PROBLEM:
Your answer should repeat every line of the records below in which the word "this" appears.

*** Opening DATA RECORDS ***

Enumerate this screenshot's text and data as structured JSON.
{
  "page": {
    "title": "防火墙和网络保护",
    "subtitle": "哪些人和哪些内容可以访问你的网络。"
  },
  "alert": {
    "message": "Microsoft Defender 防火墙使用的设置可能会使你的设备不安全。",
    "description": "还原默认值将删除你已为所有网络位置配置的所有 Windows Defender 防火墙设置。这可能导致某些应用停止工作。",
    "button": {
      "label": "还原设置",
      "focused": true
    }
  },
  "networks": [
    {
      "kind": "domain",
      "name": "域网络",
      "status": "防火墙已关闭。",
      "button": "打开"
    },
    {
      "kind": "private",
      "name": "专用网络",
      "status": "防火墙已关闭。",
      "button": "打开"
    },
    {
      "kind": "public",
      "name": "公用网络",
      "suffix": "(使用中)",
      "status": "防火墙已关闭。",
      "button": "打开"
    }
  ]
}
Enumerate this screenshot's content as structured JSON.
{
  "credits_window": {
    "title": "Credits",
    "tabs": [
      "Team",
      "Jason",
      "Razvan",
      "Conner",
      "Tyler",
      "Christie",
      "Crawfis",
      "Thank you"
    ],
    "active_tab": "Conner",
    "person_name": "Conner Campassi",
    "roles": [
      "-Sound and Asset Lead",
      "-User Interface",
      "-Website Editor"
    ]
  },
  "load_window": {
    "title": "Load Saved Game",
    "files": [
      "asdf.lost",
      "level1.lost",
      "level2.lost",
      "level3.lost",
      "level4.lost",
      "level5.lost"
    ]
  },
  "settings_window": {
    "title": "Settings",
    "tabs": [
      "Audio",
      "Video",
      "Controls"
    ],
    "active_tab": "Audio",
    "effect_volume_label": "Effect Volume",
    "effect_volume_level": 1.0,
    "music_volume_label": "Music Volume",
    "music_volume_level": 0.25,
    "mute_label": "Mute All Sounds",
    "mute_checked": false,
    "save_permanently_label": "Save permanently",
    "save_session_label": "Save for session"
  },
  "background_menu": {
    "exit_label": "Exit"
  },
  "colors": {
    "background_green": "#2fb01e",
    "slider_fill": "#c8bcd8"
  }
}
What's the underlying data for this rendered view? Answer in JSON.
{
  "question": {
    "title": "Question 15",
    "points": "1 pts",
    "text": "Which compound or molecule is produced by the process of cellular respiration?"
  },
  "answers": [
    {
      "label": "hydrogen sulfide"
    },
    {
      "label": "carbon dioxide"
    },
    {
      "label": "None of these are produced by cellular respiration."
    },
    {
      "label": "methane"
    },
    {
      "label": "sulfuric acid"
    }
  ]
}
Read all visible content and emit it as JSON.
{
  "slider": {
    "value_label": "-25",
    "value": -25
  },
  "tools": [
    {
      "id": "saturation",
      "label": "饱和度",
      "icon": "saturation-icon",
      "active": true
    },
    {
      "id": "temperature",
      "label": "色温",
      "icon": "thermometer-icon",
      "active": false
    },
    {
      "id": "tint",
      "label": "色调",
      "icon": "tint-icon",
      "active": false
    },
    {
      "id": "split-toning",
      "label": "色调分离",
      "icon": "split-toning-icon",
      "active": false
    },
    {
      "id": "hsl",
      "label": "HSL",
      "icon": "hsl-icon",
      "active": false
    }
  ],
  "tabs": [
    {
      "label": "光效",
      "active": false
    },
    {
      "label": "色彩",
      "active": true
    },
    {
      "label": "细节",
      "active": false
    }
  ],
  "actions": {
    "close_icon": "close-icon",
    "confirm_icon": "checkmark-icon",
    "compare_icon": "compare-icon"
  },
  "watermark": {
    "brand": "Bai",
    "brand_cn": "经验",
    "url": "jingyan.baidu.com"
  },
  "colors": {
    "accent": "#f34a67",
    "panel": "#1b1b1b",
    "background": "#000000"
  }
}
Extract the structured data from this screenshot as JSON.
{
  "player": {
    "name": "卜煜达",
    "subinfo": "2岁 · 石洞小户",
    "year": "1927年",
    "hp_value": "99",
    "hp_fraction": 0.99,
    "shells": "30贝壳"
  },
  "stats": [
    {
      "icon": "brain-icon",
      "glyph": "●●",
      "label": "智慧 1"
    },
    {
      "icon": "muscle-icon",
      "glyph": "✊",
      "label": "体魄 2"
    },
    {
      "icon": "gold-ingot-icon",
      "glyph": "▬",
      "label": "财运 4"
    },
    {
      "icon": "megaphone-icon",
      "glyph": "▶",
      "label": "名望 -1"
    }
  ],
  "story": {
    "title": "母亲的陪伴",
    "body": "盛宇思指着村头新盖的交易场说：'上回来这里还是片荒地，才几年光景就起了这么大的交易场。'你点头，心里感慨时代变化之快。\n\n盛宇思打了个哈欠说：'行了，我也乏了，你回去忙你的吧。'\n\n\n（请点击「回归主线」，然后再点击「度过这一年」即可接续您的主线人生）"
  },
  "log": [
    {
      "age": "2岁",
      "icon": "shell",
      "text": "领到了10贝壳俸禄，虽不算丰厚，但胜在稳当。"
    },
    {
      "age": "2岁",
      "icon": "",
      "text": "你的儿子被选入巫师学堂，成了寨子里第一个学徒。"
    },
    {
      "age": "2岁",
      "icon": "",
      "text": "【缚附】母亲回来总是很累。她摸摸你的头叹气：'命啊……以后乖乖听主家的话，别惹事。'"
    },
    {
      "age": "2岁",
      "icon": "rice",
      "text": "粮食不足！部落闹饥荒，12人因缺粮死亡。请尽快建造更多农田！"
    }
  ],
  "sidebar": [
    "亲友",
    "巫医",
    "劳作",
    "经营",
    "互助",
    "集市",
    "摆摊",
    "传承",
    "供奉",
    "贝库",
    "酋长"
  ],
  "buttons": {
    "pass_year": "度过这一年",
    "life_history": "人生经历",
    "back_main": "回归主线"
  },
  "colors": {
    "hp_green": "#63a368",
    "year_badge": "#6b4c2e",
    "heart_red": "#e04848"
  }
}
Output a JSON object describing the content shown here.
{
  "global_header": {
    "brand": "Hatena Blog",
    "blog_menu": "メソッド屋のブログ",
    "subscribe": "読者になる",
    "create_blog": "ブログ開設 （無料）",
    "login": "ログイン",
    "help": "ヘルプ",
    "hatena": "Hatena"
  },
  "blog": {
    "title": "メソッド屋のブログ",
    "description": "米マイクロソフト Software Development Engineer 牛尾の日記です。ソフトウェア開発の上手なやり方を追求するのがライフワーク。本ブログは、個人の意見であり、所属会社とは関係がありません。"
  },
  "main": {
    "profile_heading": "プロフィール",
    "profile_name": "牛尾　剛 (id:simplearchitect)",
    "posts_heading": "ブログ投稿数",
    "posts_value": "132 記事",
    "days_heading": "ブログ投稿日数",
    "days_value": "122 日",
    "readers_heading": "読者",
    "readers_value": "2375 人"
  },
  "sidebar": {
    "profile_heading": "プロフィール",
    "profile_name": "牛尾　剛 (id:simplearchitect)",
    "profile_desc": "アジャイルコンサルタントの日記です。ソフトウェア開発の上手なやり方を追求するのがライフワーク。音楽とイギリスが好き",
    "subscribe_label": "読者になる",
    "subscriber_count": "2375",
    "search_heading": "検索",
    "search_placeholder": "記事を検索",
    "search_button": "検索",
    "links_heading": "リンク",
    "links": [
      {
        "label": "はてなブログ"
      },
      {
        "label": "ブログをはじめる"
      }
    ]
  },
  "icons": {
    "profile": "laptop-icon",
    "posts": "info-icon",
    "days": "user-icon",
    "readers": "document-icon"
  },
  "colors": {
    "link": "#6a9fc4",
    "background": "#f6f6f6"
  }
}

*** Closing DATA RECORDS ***

ANSWER SPACE:
Enumerate this screenshot's text and data as structured JSON.
Enumerate this screenshot's content as structured JSON.
What's the underlying data for this rendered view? Answer in JSON.
Extract the structured data from this screenshot as JSON.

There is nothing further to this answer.